While they will sometimes need the same support, how an institution provides this support may vary considerably. It’s likely that support will be required outside normal working hours, and will have to be offered using online technologies rather than in person.
Online learning also creates new support needs. Even something as straightforward as accessing the same online sources may require very different procedures for those accessing off campus.
Course activities and spaces
It's important that online students feel well connected to teaching staff and other students. If they're not encouraged to feel part of your institution, they may drop out.
Well-designed course activities can make them feel involved, but it’s useful to provide additional online social spaces, such as dedicated discussion forums or regular live chat sessions, to encourage interaction. This also provides an opportunity for students to feed back about the course and their learning experience.
Regular communication with students by email or text can help maintain links with them and encourage them to participate in virtual institutional activities.
Your institution will already offer campus-based student support services from various departments and buildings. As technologies are introduced, it’s likely that some services will be duplicated as the roles and boundaries between departments become less clear.
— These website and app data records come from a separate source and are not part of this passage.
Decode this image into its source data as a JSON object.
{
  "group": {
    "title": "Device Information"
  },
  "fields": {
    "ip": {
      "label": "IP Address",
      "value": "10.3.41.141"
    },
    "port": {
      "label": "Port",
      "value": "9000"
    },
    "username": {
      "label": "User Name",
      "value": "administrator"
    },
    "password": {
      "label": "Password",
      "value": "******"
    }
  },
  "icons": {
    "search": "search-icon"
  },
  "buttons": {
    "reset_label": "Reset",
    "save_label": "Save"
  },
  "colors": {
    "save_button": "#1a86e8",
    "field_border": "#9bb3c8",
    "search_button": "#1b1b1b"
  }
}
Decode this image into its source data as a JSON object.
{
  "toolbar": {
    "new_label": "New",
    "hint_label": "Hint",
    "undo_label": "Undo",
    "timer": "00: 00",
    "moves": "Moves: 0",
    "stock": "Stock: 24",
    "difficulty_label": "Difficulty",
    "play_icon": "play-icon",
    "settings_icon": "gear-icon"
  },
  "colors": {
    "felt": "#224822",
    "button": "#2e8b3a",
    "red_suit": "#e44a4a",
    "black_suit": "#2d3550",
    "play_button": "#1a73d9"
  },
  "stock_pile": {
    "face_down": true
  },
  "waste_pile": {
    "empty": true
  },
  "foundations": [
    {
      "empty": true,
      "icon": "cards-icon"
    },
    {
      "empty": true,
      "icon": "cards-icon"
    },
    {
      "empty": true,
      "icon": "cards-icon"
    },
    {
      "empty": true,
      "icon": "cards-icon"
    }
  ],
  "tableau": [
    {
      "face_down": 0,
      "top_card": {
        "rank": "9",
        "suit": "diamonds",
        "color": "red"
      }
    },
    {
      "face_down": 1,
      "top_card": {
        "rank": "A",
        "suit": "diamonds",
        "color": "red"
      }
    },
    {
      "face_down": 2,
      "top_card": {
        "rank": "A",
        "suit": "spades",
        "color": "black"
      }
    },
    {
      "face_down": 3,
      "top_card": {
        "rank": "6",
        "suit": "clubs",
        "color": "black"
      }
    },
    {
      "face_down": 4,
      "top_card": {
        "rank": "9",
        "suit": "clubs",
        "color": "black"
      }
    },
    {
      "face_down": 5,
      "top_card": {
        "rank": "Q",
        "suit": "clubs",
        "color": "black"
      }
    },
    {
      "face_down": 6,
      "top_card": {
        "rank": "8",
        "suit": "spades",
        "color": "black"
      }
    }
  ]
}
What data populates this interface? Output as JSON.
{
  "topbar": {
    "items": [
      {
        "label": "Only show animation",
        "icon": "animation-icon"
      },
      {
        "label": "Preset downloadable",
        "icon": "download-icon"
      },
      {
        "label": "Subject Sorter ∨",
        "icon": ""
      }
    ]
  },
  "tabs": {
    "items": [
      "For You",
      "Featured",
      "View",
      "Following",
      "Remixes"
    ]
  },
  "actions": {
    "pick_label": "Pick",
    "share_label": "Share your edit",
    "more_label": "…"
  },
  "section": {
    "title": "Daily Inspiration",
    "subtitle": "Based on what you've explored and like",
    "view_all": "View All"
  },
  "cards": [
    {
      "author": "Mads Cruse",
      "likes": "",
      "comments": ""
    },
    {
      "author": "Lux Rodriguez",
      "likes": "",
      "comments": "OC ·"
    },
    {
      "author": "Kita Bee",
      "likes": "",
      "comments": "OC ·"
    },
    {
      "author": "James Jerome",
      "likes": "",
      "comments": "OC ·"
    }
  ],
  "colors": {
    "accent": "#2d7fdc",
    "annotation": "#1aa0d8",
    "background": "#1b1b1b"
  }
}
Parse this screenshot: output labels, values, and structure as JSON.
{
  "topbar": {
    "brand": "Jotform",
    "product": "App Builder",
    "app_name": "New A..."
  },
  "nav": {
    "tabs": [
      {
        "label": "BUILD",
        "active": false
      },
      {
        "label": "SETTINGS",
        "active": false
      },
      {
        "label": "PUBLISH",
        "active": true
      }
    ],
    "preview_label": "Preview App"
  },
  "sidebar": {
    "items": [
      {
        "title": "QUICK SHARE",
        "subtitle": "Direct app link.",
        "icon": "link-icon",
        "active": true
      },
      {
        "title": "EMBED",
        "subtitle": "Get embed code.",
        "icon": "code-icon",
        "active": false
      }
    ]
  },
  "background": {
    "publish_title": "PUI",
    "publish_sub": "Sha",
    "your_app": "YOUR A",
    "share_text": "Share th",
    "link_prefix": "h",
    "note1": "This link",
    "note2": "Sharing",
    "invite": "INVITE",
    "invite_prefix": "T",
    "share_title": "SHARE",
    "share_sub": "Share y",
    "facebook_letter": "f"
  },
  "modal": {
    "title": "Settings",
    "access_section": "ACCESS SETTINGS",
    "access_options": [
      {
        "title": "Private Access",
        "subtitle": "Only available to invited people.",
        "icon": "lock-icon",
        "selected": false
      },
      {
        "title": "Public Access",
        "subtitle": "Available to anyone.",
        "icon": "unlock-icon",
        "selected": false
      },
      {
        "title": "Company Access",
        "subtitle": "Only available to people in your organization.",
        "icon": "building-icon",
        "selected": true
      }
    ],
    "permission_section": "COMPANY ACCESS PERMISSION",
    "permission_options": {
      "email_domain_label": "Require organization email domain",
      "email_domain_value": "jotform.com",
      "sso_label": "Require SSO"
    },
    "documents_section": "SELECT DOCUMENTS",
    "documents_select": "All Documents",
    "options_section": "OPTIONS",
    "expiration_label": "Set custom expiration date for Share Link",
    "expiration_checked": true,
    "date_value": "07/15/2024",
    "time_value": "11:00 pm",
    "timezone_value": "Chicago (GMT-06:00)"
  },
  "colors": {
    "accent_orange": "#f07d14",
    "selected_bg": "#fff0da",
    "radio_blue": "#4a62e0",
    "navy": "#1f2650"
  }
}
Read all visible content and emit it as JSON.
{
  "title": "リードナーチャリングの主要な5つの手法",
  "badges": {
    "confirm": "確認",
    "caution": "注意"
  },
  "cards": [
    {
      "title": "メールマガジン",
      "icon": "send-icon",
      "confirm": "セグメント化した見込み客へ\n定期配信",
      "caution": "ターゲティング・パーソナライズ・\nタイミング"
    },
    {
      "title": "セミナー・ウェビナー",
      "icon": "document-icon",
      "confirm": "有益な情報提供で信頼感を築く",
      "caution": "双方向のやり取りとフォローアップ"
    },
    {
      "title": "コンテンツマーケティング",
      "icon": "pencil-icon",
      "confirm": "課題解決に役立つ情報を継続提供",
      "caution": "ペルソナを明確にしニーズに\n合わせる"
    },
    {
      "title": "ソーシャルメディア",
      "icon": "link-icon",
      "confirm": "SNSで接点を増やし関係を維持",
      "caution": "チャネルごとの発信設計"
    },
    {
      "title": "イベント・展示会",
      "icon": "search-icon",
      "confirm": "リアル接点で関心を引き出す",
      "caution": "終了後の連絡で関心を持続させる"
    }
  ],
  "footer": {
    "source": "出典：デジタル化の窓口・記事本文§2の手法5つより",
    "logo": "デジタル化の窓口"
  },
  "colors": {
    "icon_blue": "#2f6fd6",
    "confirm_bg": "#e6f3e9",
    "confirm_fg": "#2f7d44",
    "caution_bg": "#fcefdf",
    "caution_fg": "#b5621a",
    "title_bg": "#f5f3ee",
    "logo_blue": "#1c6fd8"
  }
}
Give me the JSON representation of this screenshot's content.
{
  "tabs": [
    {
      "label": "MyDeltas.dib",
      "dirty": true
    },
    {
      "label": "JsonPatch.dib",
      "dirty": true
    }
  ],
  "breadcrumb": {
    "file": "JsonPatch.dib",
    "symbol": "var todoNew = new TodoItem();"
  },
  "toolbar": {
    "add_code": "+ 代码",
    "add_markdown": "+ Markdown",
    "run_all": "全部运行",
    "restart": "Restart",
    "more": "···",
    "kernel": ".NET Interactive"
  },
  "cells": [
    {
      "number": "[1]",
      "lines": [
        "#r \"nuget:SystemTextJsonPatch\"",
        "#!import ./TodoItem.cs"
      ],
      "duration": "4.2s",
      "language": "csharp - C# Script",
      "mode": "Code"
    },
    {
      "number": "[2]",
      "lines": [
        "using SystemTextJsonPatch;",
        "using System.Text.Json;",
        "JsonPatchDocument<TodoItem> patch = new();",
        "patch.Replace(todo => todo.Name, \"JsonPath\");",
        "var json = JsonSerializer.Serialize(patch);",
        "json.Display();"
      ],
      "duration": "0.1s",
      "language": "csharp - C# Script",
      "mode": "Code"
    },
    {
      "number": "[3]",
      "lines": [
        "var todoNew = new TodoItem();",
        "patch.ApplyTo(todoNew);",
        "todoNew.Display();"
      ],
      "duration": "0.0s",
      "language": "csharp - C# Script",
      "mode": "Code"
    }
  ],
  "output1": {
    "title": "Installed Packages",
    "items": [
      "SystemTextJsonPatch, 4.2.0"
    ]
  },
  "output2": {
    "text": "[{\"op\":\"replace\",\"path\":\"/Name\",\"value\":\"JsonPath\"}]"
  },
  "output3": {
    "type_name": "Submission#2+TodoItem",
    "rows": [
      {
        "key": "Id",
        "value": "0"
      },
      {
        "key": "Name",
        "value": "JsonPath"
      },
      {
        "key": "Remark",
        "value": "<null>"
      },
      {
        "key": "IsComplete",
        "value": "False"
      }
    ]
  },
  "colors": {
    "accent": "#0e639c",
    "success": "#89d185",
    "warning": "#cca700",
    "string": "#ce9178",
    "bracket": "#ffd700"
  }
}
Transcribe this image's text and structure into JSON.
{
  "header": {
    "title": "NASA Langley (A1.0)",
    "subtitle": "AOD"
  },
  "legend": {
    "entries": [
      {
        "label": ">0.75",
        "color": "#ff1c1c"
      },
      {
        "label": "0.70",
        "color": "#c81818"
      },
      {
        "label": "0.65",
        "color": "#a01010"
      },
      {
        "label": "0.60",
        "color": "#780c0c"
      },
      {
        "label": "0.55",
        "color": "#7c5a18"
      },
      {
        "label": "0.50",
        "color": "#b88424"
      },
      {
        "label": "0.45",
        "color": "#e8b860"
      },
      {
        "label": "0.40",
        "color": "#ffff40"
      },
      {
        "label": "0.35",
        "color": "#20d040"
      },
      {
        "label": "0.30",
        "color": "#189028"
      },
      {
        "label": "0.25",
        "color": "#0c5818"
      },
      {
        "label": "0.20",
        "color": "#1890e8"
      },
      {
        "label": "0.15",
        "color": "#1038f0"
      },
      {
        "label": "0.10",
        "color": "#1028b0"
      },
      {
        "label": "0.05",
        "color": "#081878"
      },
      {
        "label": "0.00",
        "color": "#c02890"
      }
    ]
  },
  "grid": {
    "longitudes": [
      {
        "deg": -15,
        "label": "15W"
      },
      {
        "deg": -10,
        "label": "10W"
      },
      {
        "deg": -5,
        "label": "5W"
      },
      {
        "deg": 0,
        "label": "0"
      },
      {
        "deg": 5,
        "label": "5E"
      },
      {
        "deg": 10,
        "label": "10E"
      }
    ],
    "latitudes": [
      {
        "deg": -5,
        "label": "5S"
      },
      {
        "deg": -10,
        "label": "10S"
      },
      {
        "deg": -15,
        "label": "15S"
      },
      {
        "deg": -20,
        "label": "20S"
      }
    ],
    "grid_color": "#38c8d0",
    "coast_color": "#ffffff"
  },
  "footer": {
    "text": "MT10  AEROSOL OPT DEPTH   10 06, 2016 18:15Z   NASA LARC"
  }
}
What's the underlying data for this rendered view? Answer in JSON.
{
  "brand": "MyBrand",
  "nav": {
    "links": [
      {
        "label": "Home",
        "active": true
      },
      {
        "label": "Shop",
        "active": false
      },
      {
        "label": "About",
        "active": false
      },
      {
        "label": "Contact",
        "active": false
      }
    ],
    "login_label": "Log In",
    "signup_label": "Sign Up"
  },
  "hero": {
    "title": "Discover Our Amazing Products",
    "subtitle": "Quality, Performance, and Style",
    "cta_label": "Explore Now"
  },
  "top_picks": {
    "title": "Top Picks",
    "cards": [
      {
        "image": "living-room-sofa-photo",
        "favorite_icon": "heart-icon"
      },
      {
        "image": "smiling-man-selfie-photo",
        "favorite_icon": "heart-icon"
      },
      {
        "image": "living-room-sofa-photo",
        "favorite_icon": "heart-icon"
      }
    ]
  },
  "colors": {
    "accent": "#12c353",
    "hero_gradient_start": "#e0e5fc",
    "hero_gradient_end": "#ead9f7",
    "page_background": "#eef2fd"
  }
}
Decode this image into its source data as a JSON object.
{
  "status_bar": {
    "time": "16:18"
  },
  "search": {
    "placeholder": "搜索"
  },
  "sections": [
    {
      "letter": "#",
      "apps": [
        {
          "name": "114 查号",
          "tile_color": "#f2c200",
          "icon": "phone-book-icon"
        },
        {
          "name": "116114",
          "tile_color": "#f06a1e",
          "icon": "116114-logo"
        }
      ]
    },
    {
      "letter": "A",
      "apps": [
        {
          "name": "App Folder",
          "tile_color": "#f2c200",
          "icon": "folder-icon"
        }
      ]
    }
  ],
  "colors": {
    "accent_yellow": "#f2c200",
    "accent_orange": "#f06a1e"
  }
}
Seemingly straightforward requirements, such as managing and updating student records, can present problems where departments operate different administrative and database systems. Online students can be put at a disadvantage if administrative systems do not link up.
There needs to be some way of recording if a student accesses support, and ensuring that either their needs are met or they are referred to other support. A teacher may have no information about which support mechanisms a campus-based student has accessed, but this may be different for online students.
Your institution should adopt a coherent approach to make sure online students have equitable access to all kinds of support: learning, technical, administrative and pastoral. Teaching staff tend to be on the front line of online student support as they may be the first point of contact.
If there aren’t appropriate mechanisms to provide online support, students may have to rely on teaching staff or other students for support. This will place an extra burden on teaching staff, and learners might not get the support they should have.
Digital skills and communication
Students need help with technical and digital skills to become active learners online but also need support to develop confidence as an independent and lifelong learners. It’s highly likely that they will need to be competent online communicators in their future professional lives, working collaboratively and sharing content and ideas.
Students as co-creators
Students can become co-creators of learning activity design, content development and curation, assessment banks, peer review and feedback. By including students in this way, your institution can help them become creative and innovative professionals.
It’s feasible for students to develop a professional digital presence, networks, portfolios and even businesses during their course; these enable them to explore possible future pathways and leave the institution with a strong professional identity.
|Barriers||What you can do|
|Lack of understanding of what support online students need||Engage with past, present and future students to find out what support they need|
|Gather intelligence from external sources|
|Allocating and managing staff support for different needs can be difficult||Consider alternative mechanisms to support students in different time zones|
|Offer staff guidance on roles and boundaries|
|Provide staff training and support|
|Lack of joined up systems to track where students have accessed support (and been referred onwards if needed)||Develop institution-wide policies about student tracking activities and data management|